━━━━━ DATA UNDER STUDY ━━━━━
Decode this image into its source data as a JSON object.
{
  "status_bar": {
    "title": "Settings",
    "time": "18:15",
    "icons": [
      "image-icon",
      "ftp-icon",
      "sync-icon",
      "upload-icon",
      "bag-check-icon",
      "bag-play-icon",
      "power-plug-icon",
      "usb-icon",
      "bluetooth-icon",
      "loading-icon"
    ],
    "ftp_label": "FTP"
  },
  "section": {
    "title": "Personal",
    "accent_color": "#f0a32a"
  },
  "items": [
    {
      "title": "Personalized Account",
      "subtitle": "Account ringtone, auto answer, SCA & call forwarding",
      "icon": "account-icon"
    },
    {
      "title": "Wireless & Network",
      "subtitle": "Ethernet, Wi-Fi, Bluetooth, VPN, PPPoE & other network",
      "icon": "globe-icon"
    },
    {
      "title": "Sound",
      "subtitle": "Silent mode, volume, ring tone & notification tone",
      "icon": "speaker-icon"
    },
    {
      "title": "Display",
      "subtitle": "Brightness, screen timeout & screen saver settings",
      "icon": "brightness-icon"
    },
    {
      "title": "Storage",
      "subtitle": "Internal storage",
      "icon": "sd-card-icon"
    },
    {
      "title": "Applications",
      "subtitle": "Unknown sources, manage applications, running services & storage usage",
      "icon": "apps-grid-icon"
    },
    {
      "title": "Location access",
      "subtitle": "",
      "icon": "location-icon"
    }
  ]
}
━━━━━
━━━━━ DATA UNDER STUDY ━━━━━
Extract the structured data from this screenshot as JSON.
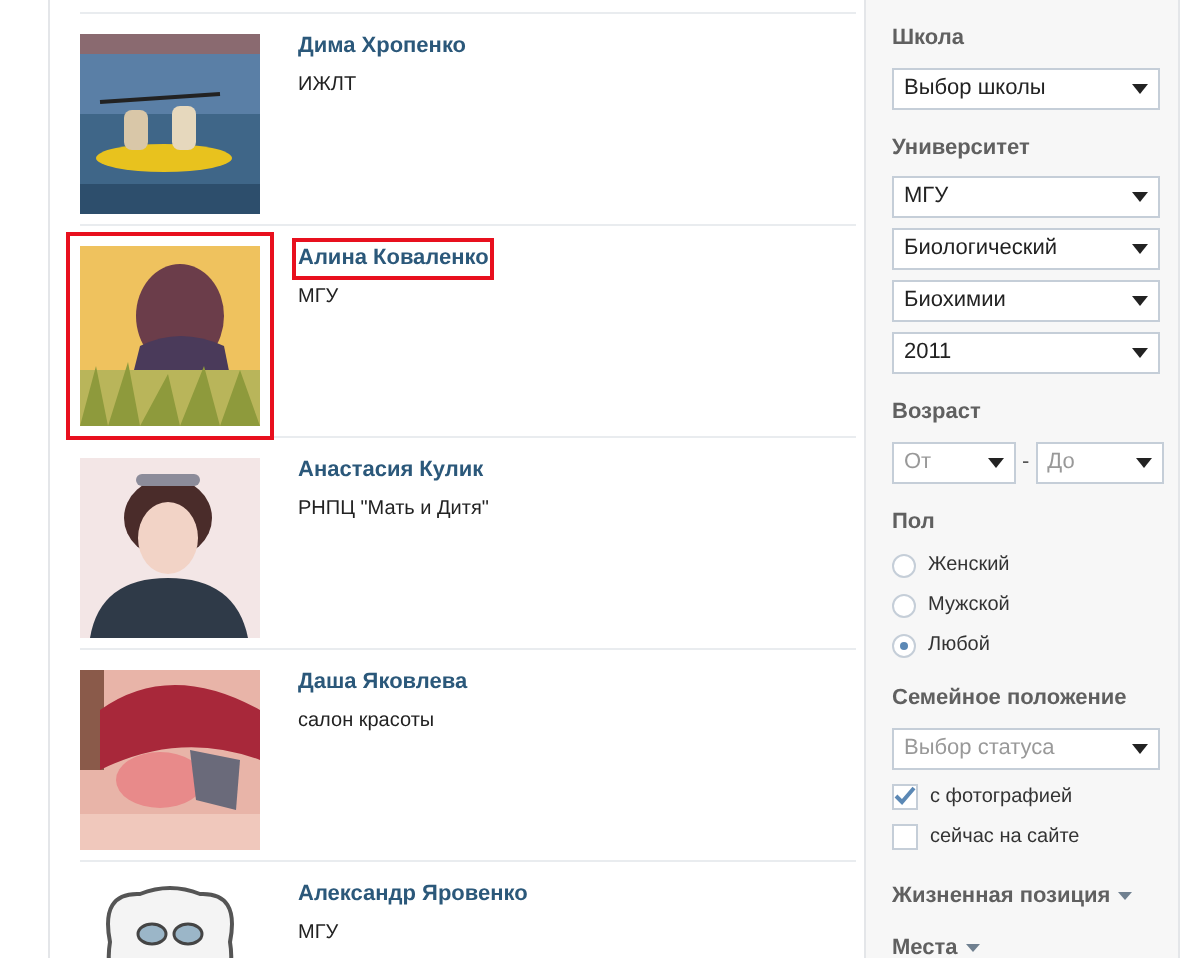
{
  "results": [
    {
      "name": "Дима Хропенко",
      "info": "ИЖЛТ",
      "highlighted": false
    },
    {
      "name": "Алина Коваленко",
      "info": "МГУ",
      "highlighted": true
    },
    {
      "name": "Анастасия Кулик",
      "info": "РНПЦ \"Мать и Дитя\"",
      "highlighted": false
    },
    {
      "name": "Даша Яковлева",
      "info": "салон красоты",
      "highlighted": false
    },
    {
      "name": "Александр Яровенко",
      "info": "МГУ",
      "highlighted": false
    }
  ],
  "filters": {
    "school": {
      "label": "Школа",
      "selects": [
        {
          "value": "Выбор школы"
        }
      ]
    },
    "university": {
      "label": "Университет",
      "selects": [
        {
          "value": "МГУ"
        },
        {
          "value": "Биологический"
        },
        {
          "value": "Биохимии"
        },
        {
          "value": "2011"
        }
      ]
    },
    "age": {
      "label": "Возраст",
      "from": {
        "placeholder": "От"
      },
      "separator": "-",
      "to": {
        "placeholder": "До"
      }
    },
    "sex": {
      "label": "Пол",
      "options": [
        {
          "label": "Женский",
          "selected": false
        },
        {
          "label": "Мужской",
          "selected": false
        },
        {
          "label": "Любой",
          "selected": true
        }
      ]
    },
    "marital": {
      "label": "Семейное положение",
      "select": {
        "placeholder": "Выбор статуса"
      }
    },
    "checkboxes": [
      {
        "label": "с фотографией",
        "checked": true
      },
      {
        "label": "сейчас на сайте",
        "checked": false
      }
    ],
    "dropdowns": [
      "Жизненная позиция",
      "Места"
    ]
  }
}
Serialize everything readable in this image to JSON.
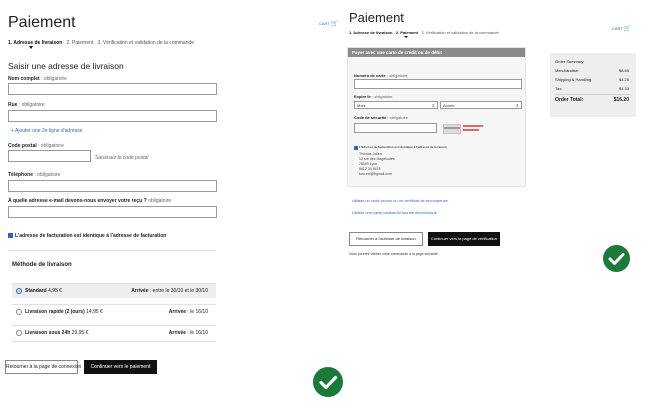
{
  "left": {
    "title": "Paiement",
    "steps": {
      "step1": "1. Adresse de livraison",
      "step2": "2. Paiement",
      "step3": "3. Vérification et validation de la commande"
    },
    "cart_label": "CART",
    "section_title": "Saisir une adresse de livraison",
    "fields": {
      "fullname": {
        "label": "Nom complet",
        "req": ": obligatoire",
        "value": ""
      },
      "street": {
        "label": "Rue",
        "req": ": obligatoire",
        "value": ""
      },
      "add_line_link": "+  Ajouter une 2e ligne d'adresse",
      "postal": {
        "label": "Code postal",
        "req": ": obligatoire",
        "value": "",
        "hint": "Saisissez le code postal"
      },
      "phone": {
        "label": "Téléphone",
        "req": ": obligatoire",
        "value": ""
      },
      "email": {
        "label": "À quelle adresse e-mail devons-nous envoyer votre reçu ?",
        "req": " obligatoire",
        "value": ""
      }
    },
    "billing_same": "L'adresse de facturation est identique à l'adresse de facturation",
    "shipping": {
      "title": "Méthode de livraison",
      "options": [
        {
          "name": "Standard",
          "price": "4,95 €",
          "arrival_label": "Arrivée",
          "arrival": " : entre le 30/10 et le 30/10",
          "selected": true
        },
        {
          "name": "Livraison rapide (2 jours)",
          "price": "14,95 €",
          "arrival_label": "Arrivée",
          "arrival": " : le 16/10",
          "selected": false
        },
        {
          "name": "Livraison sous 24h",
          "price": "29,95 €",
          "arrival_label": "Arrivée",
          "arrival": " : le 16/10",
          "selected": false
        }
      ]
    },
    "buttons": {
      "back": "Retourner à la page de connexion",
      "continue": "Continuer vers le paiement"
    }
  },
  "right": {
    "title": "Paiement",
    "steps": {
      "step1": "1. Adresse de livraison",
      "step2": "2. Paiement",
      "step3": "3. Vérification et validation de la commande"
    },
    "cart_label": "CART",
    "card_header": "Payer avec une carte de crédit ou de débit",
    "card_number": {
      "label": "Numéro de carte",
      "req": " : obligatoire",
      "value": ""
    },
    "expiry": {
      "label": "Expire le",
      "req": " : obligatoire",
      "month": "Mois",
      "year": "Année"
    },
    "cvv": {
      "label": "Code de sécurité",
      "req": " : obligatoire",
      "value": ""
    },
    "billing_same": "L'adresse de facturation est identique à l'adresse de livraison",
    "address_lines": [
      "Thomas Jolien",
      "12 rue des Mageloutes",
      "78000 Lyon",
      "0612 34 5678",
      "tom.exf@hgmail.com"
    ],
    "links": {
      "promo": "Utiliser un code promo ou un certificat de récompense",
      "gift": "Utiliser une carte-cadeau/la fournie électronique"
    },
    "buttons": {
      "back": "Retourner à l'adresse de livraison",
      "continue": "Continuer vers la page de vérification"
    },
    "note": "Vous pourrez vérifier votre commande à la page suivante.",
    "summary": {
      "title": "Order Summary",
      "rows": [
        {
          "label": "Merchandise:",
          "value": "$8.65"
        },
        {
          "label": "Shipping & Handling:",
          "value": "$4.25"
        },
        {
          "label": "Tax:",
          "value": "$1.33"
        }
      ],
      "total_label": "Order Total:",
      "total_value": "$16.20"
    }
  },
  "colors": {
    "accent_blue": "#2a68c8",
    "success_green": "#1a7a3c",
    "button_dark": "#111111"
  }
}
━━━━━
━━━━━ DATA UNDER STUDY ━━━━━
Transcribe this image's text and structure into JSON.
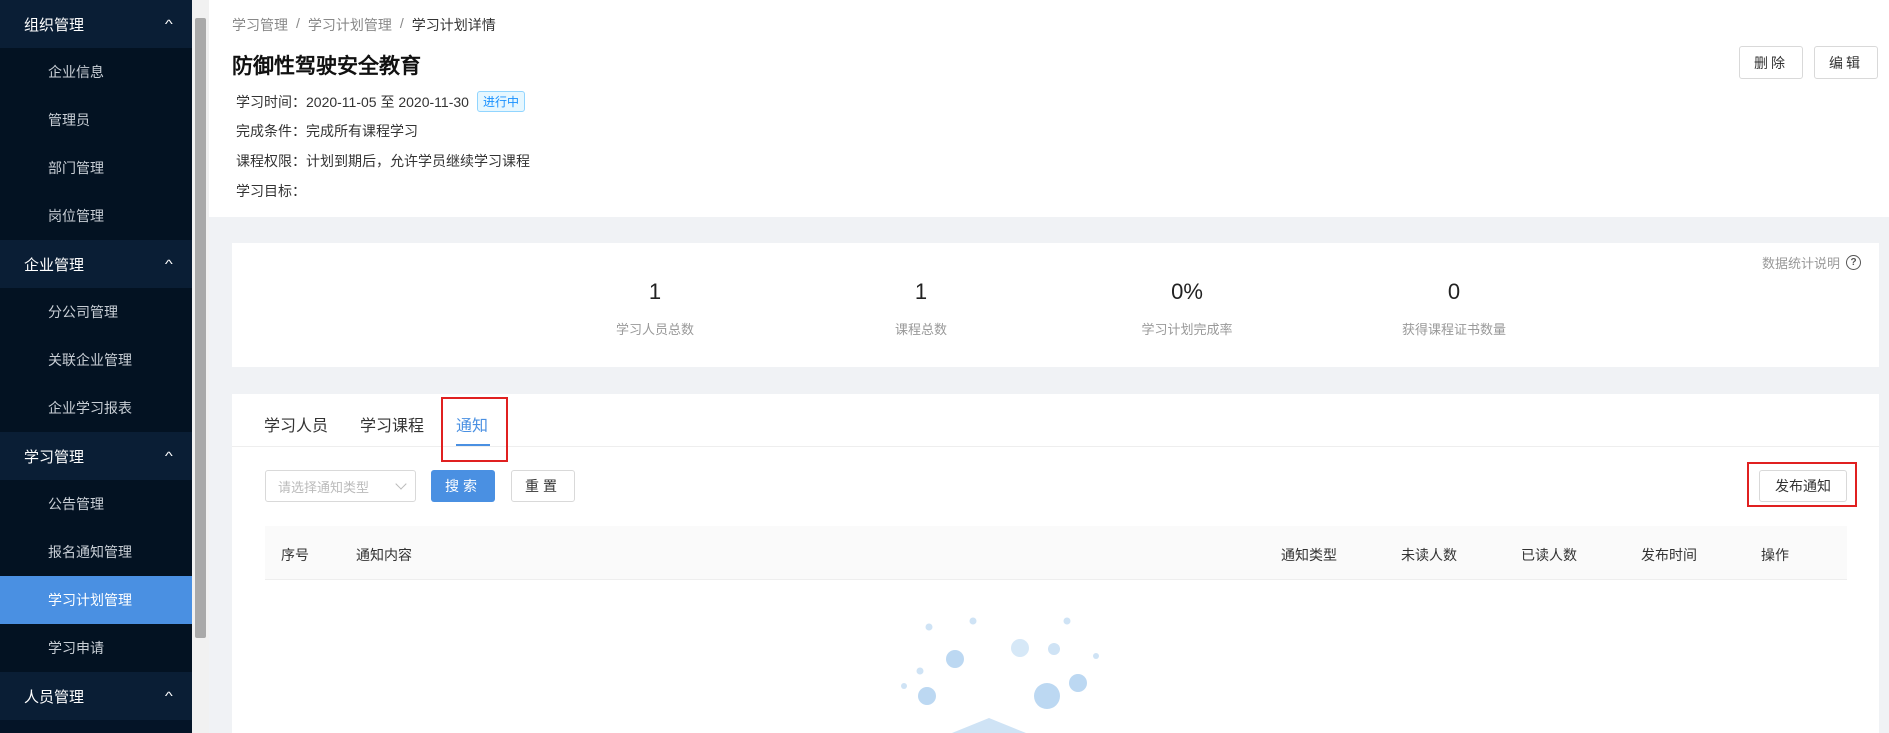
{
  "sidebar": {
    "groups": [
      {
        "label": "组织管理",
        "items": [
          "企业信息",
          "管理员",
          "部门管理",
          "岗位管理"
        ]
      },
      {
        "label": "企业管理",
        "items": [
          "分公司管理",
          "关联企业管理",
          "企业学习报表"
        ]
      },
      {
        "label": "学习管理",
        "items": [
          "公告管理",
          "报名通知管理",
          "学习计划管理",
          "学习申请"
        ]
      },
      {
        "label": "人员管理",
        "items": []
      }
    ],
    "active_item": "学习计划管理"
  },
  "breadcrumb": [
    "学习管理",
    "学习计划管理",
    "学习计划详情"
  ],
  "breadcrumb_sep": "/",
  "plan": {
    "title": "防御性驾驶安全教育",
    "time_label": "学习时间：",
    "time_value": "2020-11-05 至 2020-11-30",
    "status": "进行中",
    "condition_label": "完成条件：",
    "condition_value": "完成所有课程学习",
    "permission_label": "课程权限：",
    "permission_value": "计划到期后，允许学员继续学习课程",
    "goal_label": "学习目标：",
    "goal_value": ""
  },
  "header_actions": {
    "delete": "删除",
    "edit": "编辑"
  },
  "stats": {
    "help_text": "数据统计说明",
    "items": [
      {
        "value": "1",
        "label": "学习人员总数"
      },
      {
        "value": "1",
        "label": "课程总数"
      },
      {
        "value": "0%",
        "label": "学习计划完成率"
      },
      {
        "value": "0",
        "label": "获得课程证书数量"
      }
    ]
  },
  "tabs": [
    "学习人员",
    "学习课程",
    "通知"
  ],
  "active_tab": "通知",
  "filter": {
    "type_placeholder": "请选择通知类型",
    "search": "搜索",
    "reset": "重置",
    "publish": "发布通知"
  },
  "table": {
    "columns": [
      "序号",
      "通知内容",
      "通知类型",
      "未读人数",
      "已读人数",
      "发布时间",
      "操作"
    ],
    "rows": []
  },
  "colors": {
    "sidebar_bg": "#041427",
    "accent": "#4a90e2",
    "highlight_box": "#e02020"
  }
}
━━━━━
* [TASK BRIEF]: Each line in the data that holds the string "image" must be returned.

* [REPLY TO THE TASK]:
Decode this image into its source data as a JSON object.
      "image-icon",
Serialize everything readable in this image to JSON.
Transcribe this image's text and structure into JSON.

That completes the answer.